U.S. Library of Congress displays the first map printed in North America, depicting the boundaries of the new American nation and showing the "Stars and Stripes" for the first time.
The map, known as the Abel Buell map, depicted the boundaries of the new American nation and showed the U.S. flag for the first time.
WASHINGTON, DC, UNITED STATES (JANUARY 31, 2011) REUTERS - U.S. Library of Congress displayed on Monday (January 31) the first U.S. map printed in North America, gifted by Washington philanthropist David M. Rubenstein.
"The reason the map is so unusual is that the cartography wasn't all that well developed back in 1783 and the boundaries between the various states wasn't all that well defined. And so somebody who really had to define what the boundaries were had to do a lot of work and the cartographer here really spent a lot of time trying to figure out what the boundaries were of each state and this was the first time anybody really put something like that together after we won the Revolutionary War," Rubenstein said.

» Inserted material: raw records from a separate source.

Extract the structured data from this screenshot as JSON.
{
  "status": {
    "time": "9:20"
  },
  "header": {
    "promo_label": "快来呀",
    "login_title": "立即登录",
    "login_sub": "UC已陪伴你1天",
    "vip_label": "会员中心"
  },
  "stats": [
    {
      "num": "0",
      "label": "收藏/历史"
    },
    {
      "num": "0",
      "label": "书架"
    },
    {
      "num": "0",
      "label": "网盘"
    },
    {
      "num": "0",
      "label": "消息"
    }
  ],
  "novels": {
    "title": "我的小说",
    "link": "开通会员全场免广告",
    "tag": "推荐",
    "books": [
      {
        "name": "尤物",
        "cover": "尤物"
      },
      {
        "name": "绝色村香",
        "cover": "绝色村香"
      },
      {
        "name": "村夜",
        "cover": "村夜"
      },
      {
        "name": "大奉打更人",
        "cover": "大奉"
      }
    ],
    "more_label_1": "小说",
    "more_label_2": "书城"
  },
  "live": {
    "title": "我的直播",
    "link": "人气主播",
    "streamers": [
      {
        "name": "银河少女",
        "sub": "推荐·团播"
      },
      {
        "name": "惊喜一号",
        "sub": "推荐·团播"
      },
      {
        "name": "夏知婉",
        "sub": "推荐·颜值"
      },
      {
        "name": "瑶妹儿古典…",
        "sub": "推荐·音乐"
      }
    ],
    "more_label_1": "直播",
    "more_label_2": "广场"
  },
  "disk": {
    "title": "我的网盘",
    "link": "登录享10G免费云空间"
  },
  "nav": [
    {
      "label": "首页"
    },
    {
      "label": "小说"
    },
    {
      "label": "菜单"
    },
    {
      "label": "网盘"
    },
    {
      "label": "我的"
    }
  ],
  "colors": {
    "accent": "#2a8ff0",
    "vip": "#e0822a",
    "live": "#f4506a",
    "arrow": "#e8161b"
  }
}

He said the Library of Congress would display the map for five years, but he hoped it would be there for longer.
"My real goal is to have it displayed here forever and I think this is the appropriate place to have it displayed," he said.
The map was printed in 1784. A handful of copies are still in existence and the one gifted by Rubeinstein is considered the best preserved, according to the Library of Congress.
The map was sold at Christie's auction house in New York on December 3, 2010.